I recently spotted a book at my local library, The Scrapbook of Frankie Pratt by Caroline Preston. This novel told through images of scrapbook contents prompted me to think of the many scrapbooks in our collections – no two are alike. The unique aspect to these scrapbooks centers on the mementos and keepsakes of individuals, families and groups.
One of the first things many of us ponder is how to adequately preserve the scrapbook when it contains several mixed materials. I began to make a mental list of the various items that may be found within scrapbooks:
photographs, postcards, newspaper clippings, graduation announcements, commencement programs, valentine cards, wooden coins, metal badges, balloons, stickers, campaign material, napkins, buttons, ribbons, tickets, dried flowers, a tiny lock of hair, a piece of jewelry and list continues to infinity and beyond!

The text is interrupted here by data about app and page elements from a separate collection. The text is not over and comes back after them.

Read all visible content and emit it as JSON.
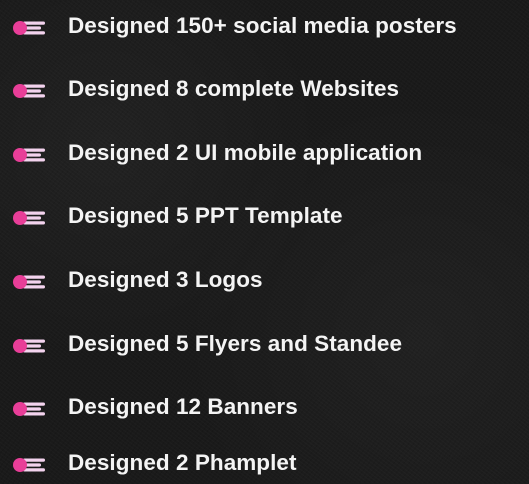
{
  "colors": {
    "bullet_dot": "#e83e98",
    "bullet_bars": "#f3d3ee",
    "text": "#f4f4f4"
  },
  "items": [
    {
      "icon": "bullet-icon",
      "label": "Designed 150+ social media posters"
    },
    {
      "icon": "bullet-icon",
      "label": "Designed 8 complete Websites"
    },
    {
      "icon": "bullet-icon",
      "label": "Designed 2 UI mobile application"
    },
    {
      "icon": "bullet-icon",
      "label": "Designed 5 PPT Template"
    },
    {
      "icon": "bullet-icon",
      "label": "Designed 3 Logos"
    },
    {
      "icon": "bullet-icon",
      "label": "Designed 5 Flyers and Standee"
    },
    {
      "icon": "bullet-icon",
      "label": "Designed 12 Banners"
    },
    {
      "icon": "bullet-icon",
      "label": "Designed 2 Phamplet"
    }
  ]
}
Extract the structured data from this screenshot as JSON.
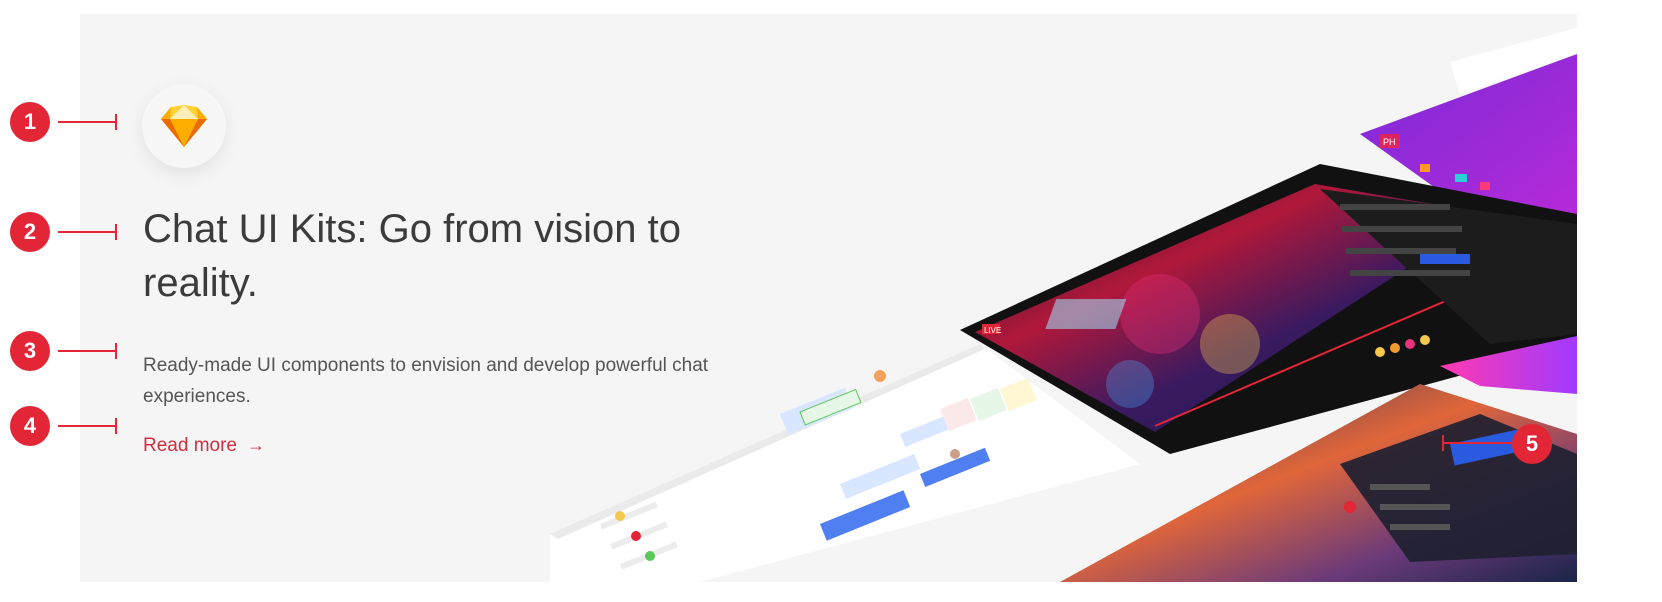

Preservation issues aside, the intertexuality of the scrapbook is found through the compilation of these objects. The contents construct a plural meaning. Due to this intertextual nature, it may prompt us to look at it as more than a singular artifact. Realistically, many questions may arise on how to move forward to process these collections.
From time to time, a scrapbook will have loose items that have not been pasted or attached within the scrapbook. Many of which vary in scope and content. I may be inclined to ask a question like – should I catalog this identification badge separately?
One helpful tip is to analyze the scope of the overall collections, review policies and exhibition planning. It may be beneficial to ask a series of questions.
- Will cataloging this piece of memorabilia as Communication Artifact under the Secondary Term, Scrapbook provide the search parameters to locate all of these varying objects inside?
- How will the Scrapbook be cross-indexed and how will the related material be linked together?
- Would it be beneficial to catalog any loose items separately for the ease of retrieval?
The answers to these questions may vary and decisions will depend upon a case by case scenario. Certainly, cataloging this object with the Primary Term, Album or more specifically the Secondary Term, Scrapbook will suffice along with a detailed finding aid. Though, I recently opted to catalog some loose scrapbook items individually. From the preservation standpoint and the need for retrieval for the future research and exhibitions – it seemed to be the logical route. Granted, it takes more time to identify the object terms for those multiple loose pieces or including the terms for cross-indexing for the attached contents within the scrapbook, but that’s the way we word!